Salvage Public

 Left to right: Joseph Serrao, Noah Serrao, and Nāpali Souza. (Photo credit: Flux Magazine)

Left to right: Joseph Serrao, Noah Serrao, and Nāpali Souza. (Photo credit: Flux Magazine)

How long have you been doing this?

Me and my cofounders started in 2013, and initially used an auto mechanic’s shop in Kakaako for storage and production. We’ve been in Kaimuki since 2015, and opened our South Shore Market location in 2016. We transformed half of our Kaimuki space into a shop last Christmas.  

 

What is the story behind Salvage Public?

Me and my co-founders chose to use apparel as a vehicle to share our love of Hawaiian culture and Surf culture. We have come a long way from our first collection, and today Salvage Public demonstrates to the world that fashion from Hawaii can be so much more than just Aloha Shirts.  

 

Where do you see Salvage Public in a few years?

It would be great to have a flagship store in Honolulu. I’m not sure if this means building a storefront on Waialae Ave or Monsarrat, but because of our logo we know we want to stay close to Diamond Head.

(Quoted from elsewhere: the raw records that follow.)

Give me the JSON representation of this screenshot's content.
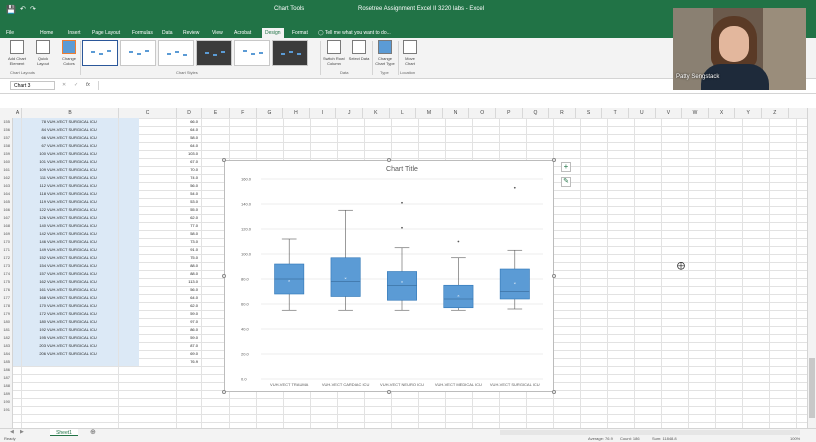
{
  "window": {
    "title": "Rosetree Assignment Excel II 3220 labs - Excel",
    "context_tab": "Chart Tools",
    "search_hint": "Tell me what you want to do..."
  },
  "ribbon_tabs": [
    {
      "label": "File"
    },
    {
      "label": "Home"
    },
    {
      "label": "Insert"
    },
    {
      "label": "Page Layout"
    },
    {
      "label": "Formulas"
    },
    {
      "label": "Data"
    },
    {
      "label": "Review"
    },
    {
      "label": "View"
    },
    {
      "label": "Acrobat"
    },
    {
      "label": "Design",
      "active": true
    },
    {
      "label": "Format"
    }
  ],
  "ribbon": {
    "add_chart_element": "Add Chart Element",
    "quick_layout": "Quick Layout",
    "change_colors": "Change Colors",
    "group_chart_layouts": "Chart Layouts",
    "group_chart_styles": "Chart Styles",
    "switch_row_col": "Switch Row/ Column",
    "select_data": "Select Data",
    "group_data": "Data",
    "change_chart_type": "Change Chart Type",
    "group_type": "Type",
    "move_chart": "Move Chart",
    "group_location": "Location"
  },
  "formula_bar": {
    "name_box": "Chart 3",
    "fx": "fx",
    "value": ""
  },
  "columns": [
    "A",
    "B",
    "C",
    "D",
    "E",
    "F",
    "G",
    "H",
    "I",
    "J",
    "K",
    "L",
    "M",
    "N",
    "O",
    "P",
    "Q",
    "R",
    "S",
    "T",
    "U",
    "V",
    "W",
    "X",
    "Y",
    "Z"
  ],
  "rows": [
    {
      "n": "155",
      "a": "78",
      "b": "VUH-VECT SURGICAL ICU",
      "c": "66.0"
    },
    {
      "n": "156",
      "a": "84",
      "b": "VUH-VECT SURGICAL ICU",
      "c": "64.0"
    },
    {
      "n": "157",
      "c": "58.0",
      "b": "VUH-VECT SURGICAL ICU",
      "a": "66"
    },
    {
      "n": "158",
      "a": "67",
      "b": "VUH-VECT SURGICAL ICU",
      "c": "64.0"
    },
    {
      "n": "159",
      "a": "100",
      "b": "VUH-VECT SURGICAL ICU",
      "c": "103.0"
    },
    {
      "n": "160",
      "a": "101",
      "b": "VUH-VECT SURGICAL ICU",
      "c": "67.0"
    },
    {
      "n": "161",
      "a": "109",
      "b": "VUH-VECT SURGICAL ICU",
      "c": "70.0"
    },
    {
      "n": "162",
      "a": "111",
      "b": "VUH-VECT SURGICAL ICU",
      "c": "74.0"
    },
    {
      "n": "163",
      "a": "112",
      "b": "VUH-VECT SURGICAL ICU",
      "c": "56.0"
    },
    {
      "n": "164",
      "a": "118",
      "b": "VUH-VECT SURGICAL ICU",
      "c": "54.0"
    },
    {
      "n": "165",
      "a": "119",
      "b": "VUH-VECT SURGICAL ICU",
      "c": "53.0"
    },
    {
      "n": "166",
      "a": "122",
      "b": "VUH-VECT SURGICAL ICU",
      "c": "55.0"
    },
    {
      "n": "167",
      "a": "126",
      "b": "VUH-VECT SURGICAL ICU",
      "c": "62.0"
    },
    {
      "n": "168",
      "a": "140",
      "b": "VUH-VECT SURGICAL ICU",
      "c": "77.0"
    },
    {
      "n": "169",
      "a": "142",
      "b": "VUH-VECT SURGICAL ICU",
      "c": "58.0"
    },
    {
      "n": "170",
      "a": "146",
      "b": "VUH-VECT SURGICAL ICU",
      "c": "73.0"
    },
    {
      "n": "171",
      "a": "149",
      "b": "VUH-VECT SURGICAL ICU",
      "c": "91.0"
    },
    {
      "n": "172",
      "a": "152",
      "b": "VUH-VECT SURGICAL ICU",
      "c": "75.0"
    },
    {
      "n": "173",
      "a": "154",
      "b": "VUH-VECT SURGICAL ICU",
      "c": "88.0"
    },
    {
      "n": "174",
      "a": "157",
      "b": "VUH-VECT SURGICAL ICU",
      "c": "88.0"
    },
    {
      "n": "175",
      "a": "162",
      "b": "VUH-VECT SURGICAL ICU",
      "c": "113.0"
    },
    {
      "n": "176",
      "a": "161",
      "b": "VUH-VECT SURGICAL ICU",
      "c": "56.0"
    },
    {
      "n": "177",
      "a": "168",
      "b": "VUH-VECT SURGICAL ICU",
      "c": "64.0"
    },
    {
      "n": "178",
      "a": "170",
      "b": "VUH-VECT SURGICAL ICU",
      "c": "62.0"
    },
    {
      "n": "179",
      "a": "172",
      "b": "VUH-VECT SURGICAL ICU",
      "c": "59.0"
    },
    {
      "n": "180",
      "a": "180",
      "b": "VUH-VECT SURGICAL ICU",
      "c": "97.0"
    },
    {
      "n": "181",
      "a": "192",
      "b": "VUH-VECT SURGICAL ICU",
      "c": "86.0"
    },
    {
      "n": "182",
      "a": "195",
      "b": "VUH-VECT SURGICAL ICU",
      "c": "59.0"
    },
    {
      "n": "183",
      "a": "203",
      "b": "VUH-VECT SURGICAL ICU",
      "c": "87.0"
    },
    {
      "n": "184",
      "a": "206",
      "b": "VUH-VECT SURGICAL ICU",
      "c": "69.0"
    },
    {
      "n": "185",
      "a": "",
      "b": "",
      "c": "76.9"
    },
    {
      "n": "186",
      "a": "",
      "b": "",
      "c": ""
    },
    {
      "n": "187",
      "a": "",
      "b": "",
      "c": ""
    },
    {
      "n": "188",
      "a": "",
      "b": "",
      "c": ""
    },
    {
      "n": "189",
      "a": "",
      "b": "",
      "c": ""
    },
    {
      "n": "190",
      "a": "",
      "b": "",
      "c": ""
    },
    {
      "n": "191",
      "a": "",
      "b": "",
      "c": ""
    }
  ],
  "sheet_tab": "Sheet1",
  "status": {
    "left": "Ready",
    "average": "Average: 76.9",
    "count": "Count: 186",
    "sum": "Sum: 11848.8",
    "zoom": "100%"
  },
  "webcam": {
    "name": "Patty Sengstack"
  },
  "colors": {
    "excel_green": "#217346",
    "box_fill": "#5b9bd5",
    "box_stroke": "#2e75b6"
  },
  "chart_data": {
    "type": "box",
    "title": "Chart Title",
    "ylim": [
      0,
      160
    ],
    "yticks": [
      0,
      20,
      40,
      60,
      80,
      100,
      120,
      140,
      160
    ],
    "categories": [
      "VUH-VECT TRAUMA",
      "VUH-VECT CARDIAC ICU",
      "VUH-VECT NEURO ICU",
      "VUH-VECT MEDICAL ICU",
      "VUH-VECT SURGICAL ICU"
    ],
    "boxes": [
      {
        "min": 55,
        "q1": 68,
        "median": 80,
        "q3": 92,
        "max": 112,
        "mean": 79,
        "outliers": []
      },
      {
        "min": 55,
        "q1": 66,
        "median": 78,
        "q3": 97,
        "max": 135,
        "mean": 81,
        "outliers": []
      },
      {
        "min": 55,
        "q1": 63,
        "median": 75,
        "q3": 86,
        "max": 105,
        "mean": 78,
        "outliers": [
          121,
          141
        ]
      },
      {
        "min": 55,
        "q1": 57,
        "median": 64,
        "q3": 75,
        "max": 97,
        "mean": 67,
        "outliers": [
          110
        ]
      },
      {
        "min": 56,
        "q1": 64,
        "median": 70,
        "q3": 88,
        "max": 103,
        "mean": 77,
        "outliers": [
          153
        ]
      }
    ],
    "grid": true,
    "legend": "none"
  }
}
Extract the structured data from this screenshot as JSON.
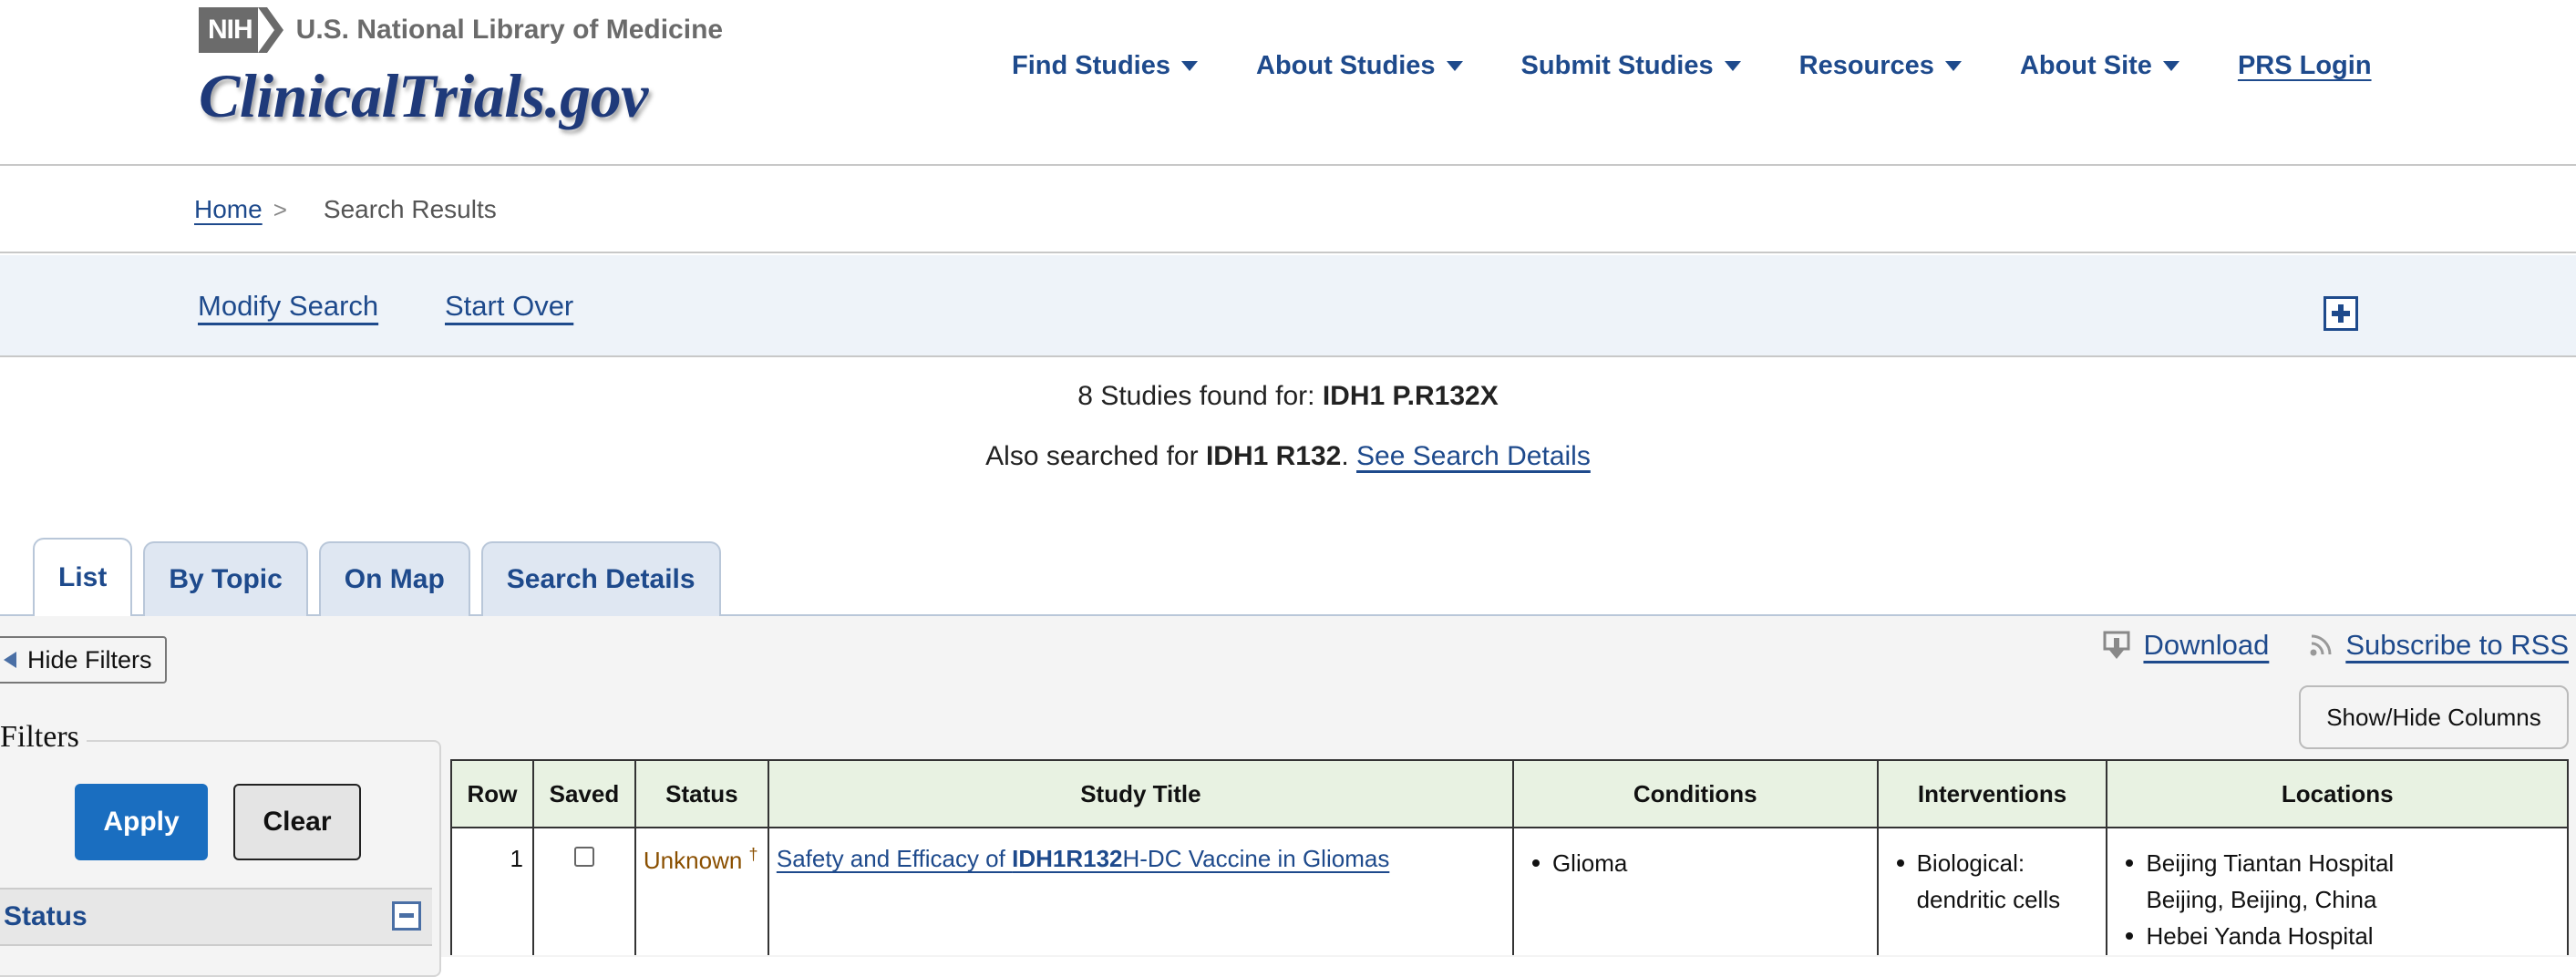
{
  "header": {
    "nih_badge": "NIH",
    "nlm_title": "U.S. National Library of Medicine",
    "brand": "ClinicalTrials.gov",
    "nav": [
      {
        "label": "Find Studies"
      },
      {
        "label": "About Studies"
      },
      {
        "label": "Submit Studies"
      },
      {
        "label": "Resources"
      },
      {
        "label": "About Site"
      }
    ],
    "prs_login": "PRS Login"
  },
  "breadcrumb": {
    "home": "Home",
    "separator": ">",
    "current": "Search Results"
  },
  "search_bar": {
    "modify": "Modify Search",
    "start_over": "Start Over"
  },
  "summary": {
    "count_text": "8 Studies found for: ",
    "query": "IDH1 P.R132X",
    "also_prefix": "Also searched for ",
    "also_term": "IDH1 R132",
    "also_suffix": ". ",
    "see_details": "See Search Details"
  },
  "tabs": [
    {
      "label": "List",
      "active": true
    },
    {
      "label": "By Topic"
    },
    {
      "label": "On Map"
    },
    {
      "label": "Search Details"
    }
  ],
  "toolbar": {
    "hide_filters": "Hide Filters",
    "download": "Download",
    "subscribe_rss": "Subscribe to RSS",
    "show_hide_columns": "Show/Hide Columns"
  },
  "filters": {
    "legend": "Filters",
    "apply": "Apply",
    "clear": "Clear",
    "status_section": "Status"
  },
  "table": {
    "columns": [
      "Row",
      "Saved",
      "Status",
      "Study Title",
      "Conditions",
      "Interventions",
      "Locations"
    ],
    "rows": [
      {
        "row": "1",
        "saved": false,
        "status": "Unknown",
        "status_marker": "†",
        "title_before": "Safety and Efficacy of ",
        "title_bold": "IDH1R132",
        "title_after": "H-DC Vaccine in Gliomas",
        "conditions": [
          "Glioma"
        ],
        "interventions": [
          "Biological:",
          "dendritic cells"
        ],
        "locations": [
          {
            "name": "Beijing Tiantan Hospital",
            "place": "Beijing, Beijing, China"
          },
          {
            "name": "Hebei Yanda Hospital",
            "place": ""
          }
        ]
      }
    ]
  },
  "colors": {
    "link_blue": "#1e4a8c",
    "apply_blue": "#1a6ec0",
    "header_green": "#e8f2e2",
    "status_unknown": "#8a4f00"
  }
}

Another one of our goals is to outsource less and bring (and keep) more of our production in Hawai’i.

 

What do you love about Kaimuki?

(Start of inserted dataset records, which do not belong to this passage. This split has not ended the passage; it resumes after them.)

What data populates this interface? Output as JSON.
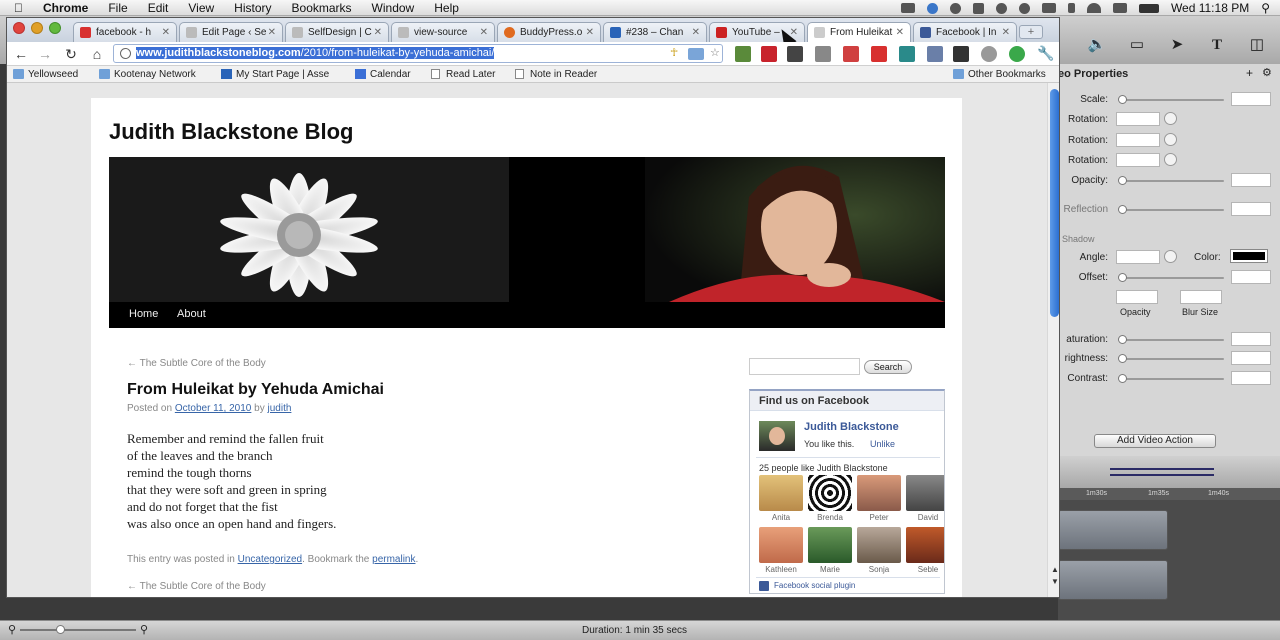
{
  "menubar": {
    "app": "Chrome",
    "items": [
      "File",
      "Edit",
      "View",
      "History",
      "Bookmarks",
      "Window",
      "Help"
    ],
    "clock": "Wed 11:18 PM"
  },
  "tabs": [
    {
      "label": "facebook - h",
      "favcolor": "#d8302f"
    },
    {
      "label": "Edit Page ‹ Se",
      "favcolor": "#9a9a9a"
    },
    {
      "label": "SelfDesign | C",
      "favcolor": "#9a9a9a"
    },
    {
      "label": "view-source",
      "favcolor": "#9a9a9a"
    },
    {
      "label": "BuddyPress.o",
      "favcolor": "#e06a1f"
    },
    {
      "label": "#238 – Chan",
      "favcolor": "#2a64b8"
    },
    {
      "label": "YouTube –",
      "favcolor": "#cc2222"
    },
    {
      "label": "From Huleikat",
      "favcolor": "#9a9a9a"
    },
    {
      "label": "Facebook | In",
      "favcolor": "#3b5998"
    }
  ],
  "omnibox": {
    "host": "www.judithblackstoneblog.com",
    "path": "/2010/from-huleikat-by-yehuda-amichai/"
  },
  "bookmarks": [
    {
      "label": "Yellowseed",
      "icon": "folder"
    },
    {
      "label": "Kootenay Network",
      "icon": "folder"
    },
    {
      "label": "My Start Page | Asse",
      "icon": "A"
    },
    {
      "label": "Calendar",
      "icon": "31"
    },
    {
      "label": "Read Later",
      "icon": "page"
    },
    {
      "label": "Note in Reader",
      "icon": "page"
    }
  ],
  "other_bookmarks": "Other Bookmarks",
  "site": {
    "title": "Judith Blackstone Blog",
    "nav": [
      "Home",
      "About"
    ],
    "prev_link": "← The Subtle Core of the Body",
    "post_title": "From Huleikat by Yehuda Amichai",
    "posted_on": "Posted on",
    "date": "October 11, 2010",
    "by": "by",
    "author": "judith",
    "poem": [
      "Remember and remind the fallen fruit",
      "of the leaves and the branch",
      "remind the tough thorns",
      "that they were soft and green in spring",
      "and do not forget that the fist",
      "was also once an open hand and fingers."
    ],
    "footer_prefix": "This entry was posted in",
    "category": "Uncategorized",
    "footer_mid": ". Bookmark the",
    "permalink": "permalink",
    "footer_end": ".",
    "prev_link_bottom": "← The Subtle Core of the Body"
  },
  "sidebar": {
    "search_button": "Search",
    "fb_header": "Find us on Facebook",
    "page_name": "Judith Blackstone",
    "you_like": "You like this.",
    "unlike": "Unlike",
    "like_count": "25 people like Judith Blackstone",
    "fans": [
      "Anita",
      "Brenda",
      "Peter",
      "David",
      "Kathleen",
      "Marie",
      "Sonja",
      "Seble"
    ],
    "plugin": "Facebook social plugin"
  },
  "editor": {
    "title": "eo Properties",
    "scale": "Scale:",
    "xrot": "Rotation:",
    "yrot": "Rotation:",
    "zrot": "Rotation:",
    "opacity": "Opacity:",
    "reflection": "Reflection",
    "shadow": "Shadow",
    "angle": "Angle:",
    "color": "Color:",
    "offset": "Offset:",
    "sh_opacity": "Opacity",
    "blur": "Blur Size",
    "saturation": "aturation:",
    "brightness": "rightness:",
    "contrast": "Contrast:",
    "add_action": "Add Video Action",
    "t1": "1m30s",
    "t2": "1m35s",
    "t3": "1m40s"
  },
  "status": {
    "duration": "Duration: 1 min 35 secs"
  }
}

I feel like Kaimuki functions as a healthy neighborhood should. The access to food, green spaces and walkability all make Kaimuki feel like a great place to call home.

 

Where do you see Kaimuki in 5 years?

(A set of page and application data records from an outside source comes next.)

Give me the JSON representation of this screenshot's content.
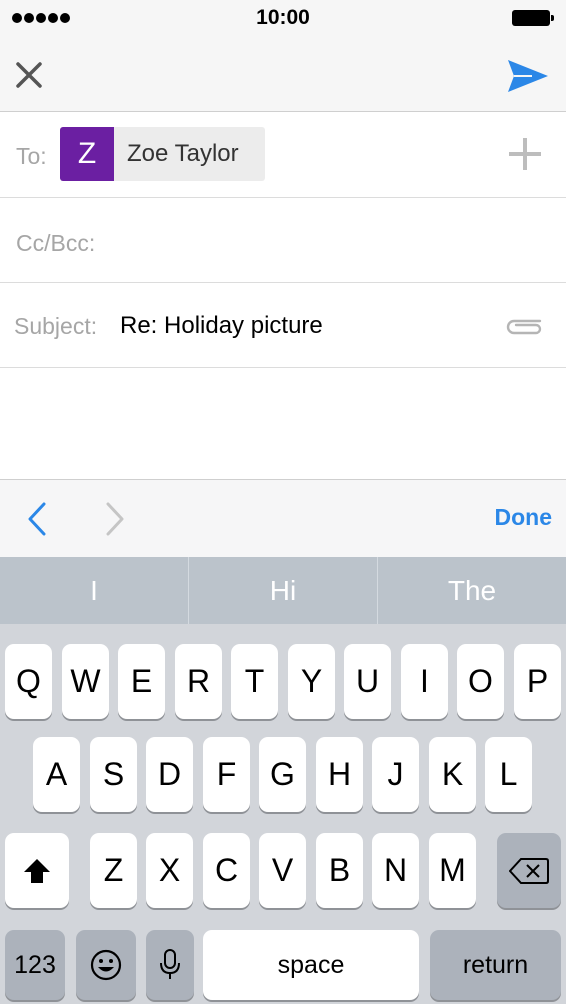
{
  "status_bar": {
    "time": "10:00"
  },
  "compose": {
    "to_label": "To:",
    "recipient": {
      "initial": "Z",
      "name": "Zoe Taylor",
      "avatar_color": "#6b1fa2"
    },
    "cc_label": "Cc/Bcc:",
    "subject_label": "Subject:",
    "subject_value": "Re: Holiday picture"
  },
  "accessory_bar": {
    "done_label": "Done",
    "accent_color": "#2b87e7"
  },
  "suggestions": [
    "I",
    "Hi",
    "The"
  ],
  "keyboard": {
    "row1": [
      "Q",
      "W",
      "E",
      "R",
      "T",
      "Y",
      "U",
      "I",
      "O",
      "P"
    ],
    "row2": [
      "A",
      "S",
      "D",
      "F",
      "G",
      "H",
      "J",
      "K",
      "L"
    ],
    "row3": [
      "Z",
      "X",
      "C",
      "V",
      "B",
      "N",
      "M"
    ],
    "numbers_label": "123",
    "space_label": "space",
    "return_label": "return",
    "icons": [
      "shift-icon",
      "delete-icon",
      "emoji-icon",
      "microphone-icon"
    ]
  }
}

I think certain public spaces could be better utilized. It would also be nice if there were more goods here to balance out all the service and restaurants. I think change and growth will be slow to come to this neighborhood. Encouraging more Japanese tourists or locals from different parts of Oahu to visit Kaimuki as a place to spend their weekend to shop and eat will take careful and creative planning.

 

Jordan Lee